Also in Seattle, on the sidewalk in front of the church that offers free meals, is T, who’s run away from home and is trying to survive with just a sleeping bag and their dog for company. T’s story is told in verse and very short segments, so that T is the character initially most closed-off to the reader. But though we don’t know much about T, their thoughts on passing through days being hungry, willing to give up nearly everything to live true to their identity, is hugely expressive.
All these stories start out separate and slowly inch their way to connection. Libby sneaks out of her house to spread postcards with positive messages. And as people receive postcards, they start sending them as well, creating an increasing circle of kindness and allowing all of our main characters to take important steps in growth that improve their own lives as well as that of those around them. Though the message of kindness is apparent from the start, a message of the importance of understanding and loving kids and teens who don’t feel that they fit into the standard boy and girl gender boxes comes to the surface as well.

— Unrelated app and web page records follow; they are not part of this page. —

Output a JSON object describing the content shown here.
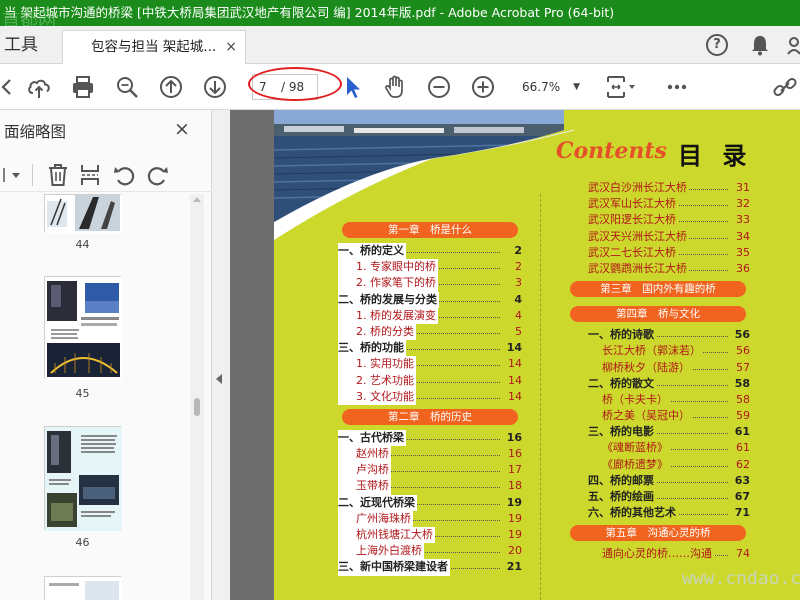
{
  "window": {
    "title": "当 架起城市沟通的桥梁 [中铁大桥局集团武汉地产有限公司 编] 2014年版.pdf - Adobe Acrobat Pro (64-bit)",
    "watermark_top": "首都网"
  },
  "tabs": {
    "tools_label": "工具",
    "doc_tab_label": "包容与担当 架起城...",
    "close_glyph": "×",
    "help_glyph": "?"
  },
  "toolbar": {
    "current_page": "7",
    "total_pages": "/ 98",
    "zoom": "66.7%",
    "icons": [
      "upload-icon",
      "print-icon",
      "zoom-search-icon",
      "prev-page-icon",
      "next-page-icon",
      "pointer-icon",
      "hand-icon",
      "zoom-out-icon",
      "zoom-in-icon",
      "fit-page-icon",
      "more-icon",
      "share-link-icon"
    ]
  },
  "left_panel": {
    "title": "面缩略图",
    "close_glyph": "×",
    "thumbnails": [
      {
        "num": "44"
      },
      {
        "num": "45"
      },
      {
        "num": "46"
      }
    ]
  },
  "document": {
    "heading_en": "Contents",
    "heading_cn": "目 录",
    "watermark": "www.cndao.com",
    "left_column": [
      {
        "kind": "chapter",
        "text": "第一章　桥是什么"
      },
      {
        "kind": "main",
        "text": "一、桥的定义",
        "page": "2"
      },
      {
        "kind": "sub",
        "text": "1. 专家眼中的桥",
        "page": "2"
      },
      {
        "kind": "sub",
        "text": "2. 作家笔下的桥",
        "page": "3"
      },
      {
        "kind": "main",
        "text": "二、桥的发展与分类",
        "page": "4"
      },
      {
        "kind": "sub",
        "text": "1. 桥的发展演变",
        "page": "4"
      },
      {
        "kind": "sub",
        "text": "2. 桥的分类",
        "page": "5"
      },
      {
        "kind": "main",
        "text": "三、桥的功能",
        "page": "14"
      },
      {
        "kind": "sub",
        "text": "1. 实用功能",
        "page": "14"
      },
      {
        "kind": "sub",
        "text": "2. 艺术功能",
        "page": "14"
      },
      {
        "kind": "sub",
        "text": "3. 文化功能",
        "page": "14"
      },
      {
        "kind": "chapter",
        "text": "第二章　桥的历史"
      },
      {
        "kind": "main",
        "text": "一、古代桥梁",
        "page": "16"
      },
      {
        "kind": "sub",
        "text": "赵州桥",
        "page": "16"
      },
      {
        "kind": "sub",
        "text": "卢沟桥",
        "page": "17"
      },
      {
        "kind": "sub",
        "text": "玉带桥",
        "page": "18"
      },
      {
        "kind": "main",
        "text": "二、近现代桥梁",
        "page": "19"
      },
      {
        "kind": "sub",
        "text": "广州海珠桥",
        "page": "19"
      },
      {
        "kind": "sub",
        "text": "杭州钱塘江大桥",
        "page": "19"
      },
      {
        "kind": "sub",
        "text": "上海外白渡桥",
        "page": "20"
      },
      {
        "kind": "main",
        "text": "三、新中国桥梁建设者",
        "page": "21"
      }
    ],
    "right_column": [
      {
        "kind": "sub",
        "text": "武汉白沙洲长江大桥",
        "page": "31"
      },
      {
        "kind": "sub",
        "text": "武汉军山长江大桥",
        "page": "32"
      },
      {
        "kind": "sub",
        "text": "武汉阳逻长江大桥",
        "page": "33"
      },
      {
        "kind": "sub",
        "text": "武汉天兴洲长江大桥",
        "page": "34"
      },
      {
        "kind": "sub",
        "text": "武汉二七长江大桥",
        "page": "35"
      },
      {
        "kind": "sub",
        "text": "武汉鹦鹉洲长江大桥",
        "page": "36"
      },
      {
        "kind": "chapter",
        "text": "第三章　国内外有趣的桥"
      },
      {
        "kind": "chapter",
        "text": "第四章　桥与文化"
      },
      {
        "kind": "main",
        "text": "一、桥的诗歌",
        "page": "56"
      },
      {
        "kind": "subind",
        "text": "长江大桥（郭沫若）",
        "page": "56"
      },
      {
        "kind": "subind",
        "text": "柳桥秋夕（陆游）",
        "page": "57"
      },
      {
        "kind": "main",
        "text": "二、桥的散文",
        "page": "58"
      },
      {
        "kind": "subind",
        "text": "桥（卡夫卡）",
        "page": "58"
      },
      {
        "kind": "subind",
        "text": "桥之美（吴冠中）",
        "page": "59"
      },
      {
        "kind": "main",
        "text": "三、桥的电影",
        "page": "61"
      },
      {
        "kind": "subind",
        "text": "《魂断蓝桥》",
        "page": "61"
      },
      {
        "kind": "subind",
        "text": "《廊桥遗梦》",
        "page": "62"
      },
      {
        "kind": "main",
        "text": "四、桥的邮票",
        "page": "63"
      },
      {
        "kind": "main",
        "text": "五、桥的绘画",
        "page": "67"
      },
      {
        "kind": "main",
        "text": "六、桥的其他艺术",
        "page": "71"
      },
      {
        "kind": "chapter",
        "text": "第五章　沟通心灵的桥"
      },
      {
        "kind": "subind",
        "text": "通向心灵的桥……沟通",
        "page": "74"
      }
    ]
  }
}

As in Braden’s The Benefits of Being an Octopus, the issues here are gut-wrenching while feeling absolutely grounded in reality. The first three-quarters of the book, with all four main characters suffering so much before they came together, was really tough for my sensitive maternal heart, though I think kids are often less bothered by this than I am and I cared enough about the characters and trust Ann Braden’s writing enough that I was never tempted to give up reading. And the ending came together gloriously. I could see this making a great classroom read-aloud, with kids making their own inspiring postcards to pass out in their communities, or as Braden herself has done, to mail to communities in need or impacted by hate crimes.
I am easily coming up with more desert fantasies – Paula Santiago and the River of Tears by Tehlor Kay Mejia, or The Total Eclipse of Nestor Lopez by Adrianna Cuevas (this is also when I realize that I still haven’t written up my notes of that last one into a full review) – but am having a harder time thinking of fantasies with a focus on kindness. Please let me know in the comments if you know of any! Flight of the Puffin might also pair well with A Place at the Table by Saadia Faruqi & Laura Shovan, which also has themes of different people getting to know and help each other.